TASK INPUTS ::
• • • •

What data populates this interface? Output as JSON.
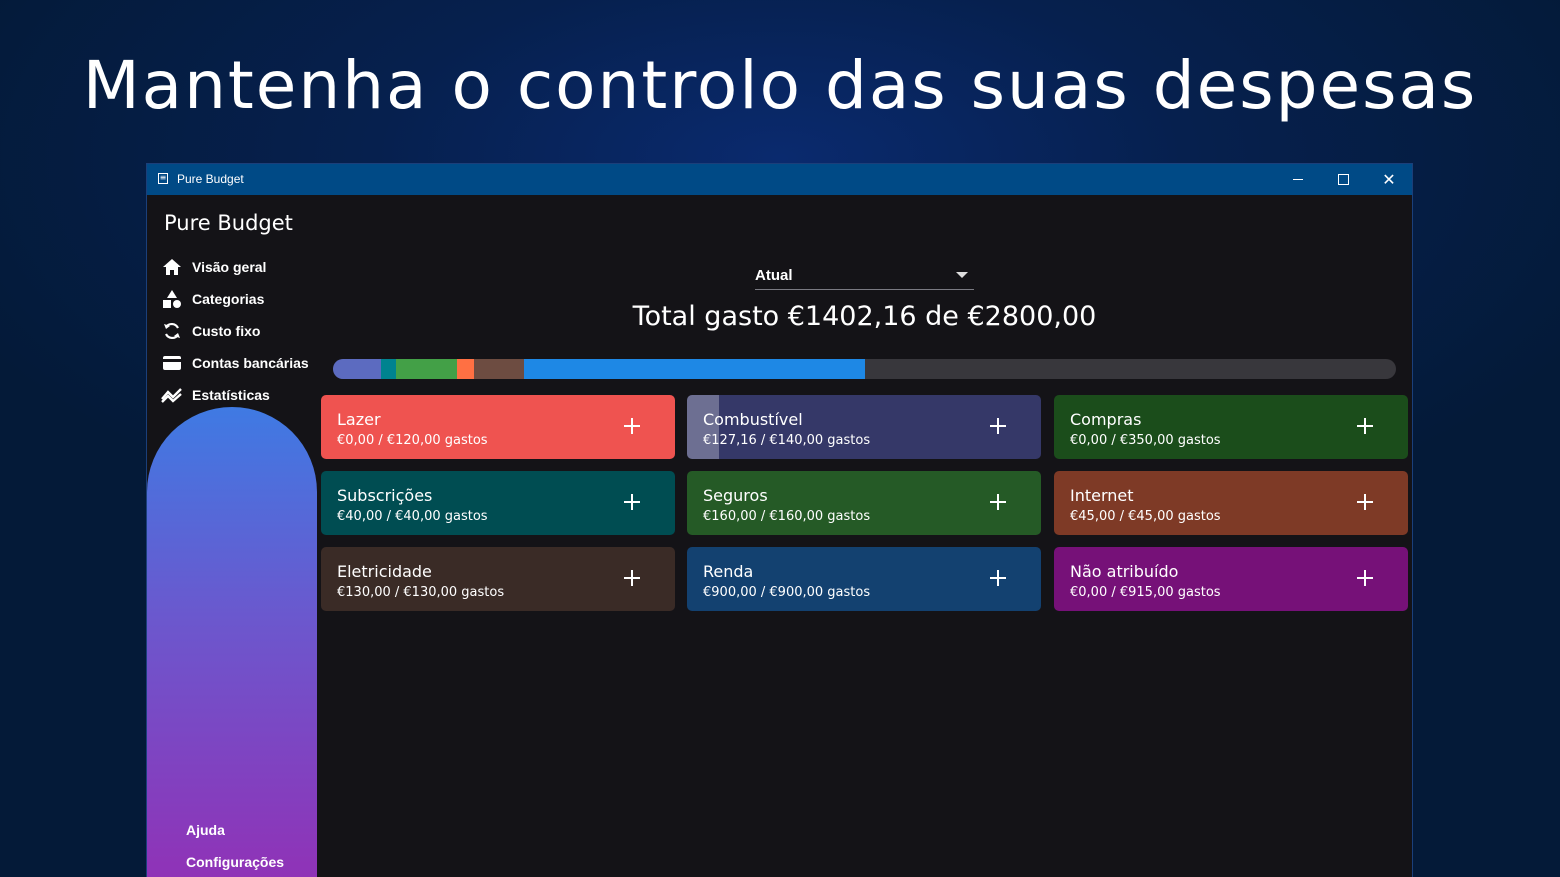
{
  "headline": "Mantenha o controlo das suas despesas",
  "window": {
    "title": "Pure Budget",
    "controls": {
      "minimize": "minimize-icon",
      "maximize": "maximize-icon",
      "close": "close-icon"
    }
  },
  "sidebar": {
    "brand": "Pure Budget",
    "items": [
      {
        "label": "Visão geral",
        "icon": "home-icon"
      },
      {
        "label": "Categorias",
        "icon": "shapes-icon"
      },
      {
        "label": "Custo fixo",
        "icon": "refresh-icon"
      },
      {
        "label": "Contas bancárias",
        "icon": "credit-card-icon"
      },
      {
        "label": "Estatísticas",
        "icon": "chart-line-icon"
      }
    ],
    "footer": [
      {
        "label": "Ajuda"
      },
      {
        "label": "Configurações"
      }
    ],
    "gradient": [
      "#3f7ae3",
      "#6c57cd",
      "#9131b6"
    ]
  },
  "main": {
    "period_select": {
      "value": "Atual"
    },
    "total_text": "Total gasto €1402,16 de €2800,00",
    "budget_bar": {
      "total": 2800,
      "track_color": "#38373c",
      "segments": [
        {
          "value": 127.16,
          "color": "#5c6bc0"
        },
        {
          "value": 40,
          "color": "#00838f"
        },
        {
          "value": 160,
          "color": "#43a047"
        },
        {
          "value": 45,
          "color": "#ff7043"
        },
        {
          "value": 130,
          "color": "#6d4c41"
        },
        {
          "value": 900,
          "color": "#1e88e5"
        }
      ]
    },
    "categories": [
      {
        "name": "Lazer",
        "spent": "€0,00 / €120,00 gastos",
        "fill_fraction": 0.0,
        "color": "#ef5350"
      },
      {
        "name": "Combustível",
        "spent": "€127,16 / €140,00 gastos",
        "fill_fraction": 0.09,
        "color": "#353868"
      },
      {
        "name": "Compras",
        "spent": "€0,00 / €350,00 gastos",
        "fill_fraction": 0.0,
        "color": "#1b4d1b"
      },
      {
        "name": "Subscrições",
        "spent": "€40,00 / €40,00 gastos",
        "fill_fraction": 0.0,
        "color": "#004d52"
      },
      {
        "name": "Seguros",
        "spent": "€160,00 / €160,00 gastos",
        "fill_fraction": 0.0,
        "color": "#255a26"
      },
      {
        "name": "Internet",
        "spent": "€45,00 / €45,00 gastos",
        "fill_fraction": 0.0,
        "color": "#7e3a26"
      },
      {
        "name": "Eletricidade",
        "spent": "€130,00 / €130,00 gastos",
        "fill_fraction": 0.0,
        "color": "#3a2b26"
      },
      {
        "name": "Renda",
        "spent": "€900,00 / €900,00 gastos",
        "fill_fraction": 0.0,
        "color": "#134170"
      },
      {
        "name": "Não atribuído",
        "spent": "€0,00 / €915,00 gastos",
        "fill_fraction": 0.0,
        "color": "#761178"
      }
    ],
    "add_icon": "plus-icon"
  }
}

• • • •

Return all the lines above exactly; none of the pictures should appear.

ANSWER TO THIS TASK ::
What data populates this interface? Output as JSON.
{
  "headline": "Mantenha o controlo das suas despesas",
  "window": {
    "title": "Pure Budget",
    "controls": {
      "minimize": "minimize-icon",
      "maximize": "maximize-icon",
      "close": "close-icon"
    }
  },
  "sidebar": {
    "brand": "Pure Budget",
    "items": [
      {
        "label": "Visão geral",
        "icon": "home-icon"
      },
      {
        "label": "Categorias",
        "icon": "shapes-icon"
      },
      {
        "label": "Custo fixo",
        "icon": "refresh-icon"
      },
      {
        "label": "Contas bancárias",
        "icon": "credit-card-icon"
      },
      {
        "label": "Estatísticas",
        "icon": "chart-line-icon"
      }
    ],
    "footer": [
      {
        "label": "Ajuda"
      },
      {
        "label": "Configurações"
      }
    ],
    "gradient": [
      "#3f7ae3",
      "#6c57cd",
      "#9131b6"
    ]
  },
  "main": {
    "period_select": {
      "value": "Atual"
    },
    "total_text": "Total gasto €1402,16 de €2800,00",
    "budget_bar": {
      "total": 2800,
      "track_color": "#38373c",
      "segments": [
        {
          "value": 127.16,
          "color": "#5c6bc0"
        },
        {
          "value": 40,
          "color": "#00838f"
        },
        {
          "value": 160,
          "color": "#43a047"
        },
        {
          "value": 45,
          "color": "#ff7043"
        },
        {
          "value": 130,
          "color": "#6d4c41"
        },
        {
          "value": 900,
          "color": "#1e88e5"
        }
      ]
    },
    "categories": [
      {
        "name": "Lazer",
        "spent": "€0,00 / €120,00 gastos",
        "fill_fraction": 0.0,
        "color": "#ef5350"
      },
      {
        "name": "Combustível",
        "spent": "€127,16 / €140,00 gastos",
        "fill_fraction": 0.09,
        "color": "#353868"
      },
      {
        "name": "Compras",
        "spent": "€0,00 / €350,00 gastos",
        "fill_fraction": 0.0,
        "color": "#1b4d1b"
      },
      {
        "name": "Subscrições",
        "spent": "€40,00 / €40,00 gastos",
        "fill_fraction": 0.0,
        "color": "#004d52"
      },
      {
        "name": "Seguros",
        "spent": "€160,00 / €160,00 gastos",
        "fill_fraction": 0.0,
        "color": "#255a26"
      },
      {
        "name": "Internet",
        "spent": "€45,00 / €45,00 gastos",
        "fill_fraction": 0.0,
        "color": "#7e3a26"
      },
      {
        "name": "Eletricidade",
        "spent": "€130,00 / €130,00 gastos",
        "fill_fraction": 0.0,
        "color": "#3a2b26"
      },
      {
        "name": "Renda",
        "spent": "€900,00 / €900,00 gastos",
        "fill_fraction": 0.0,
        "color": "#134170"
      },
      {
        "name": "Não atribuído",
        "spent": "€0,00 / €915,00 gastos",
        "fill_fraction": 0.0,
        "color": "#761178"
      }
    ],
    "add_icon": "plus-icon"
  }
}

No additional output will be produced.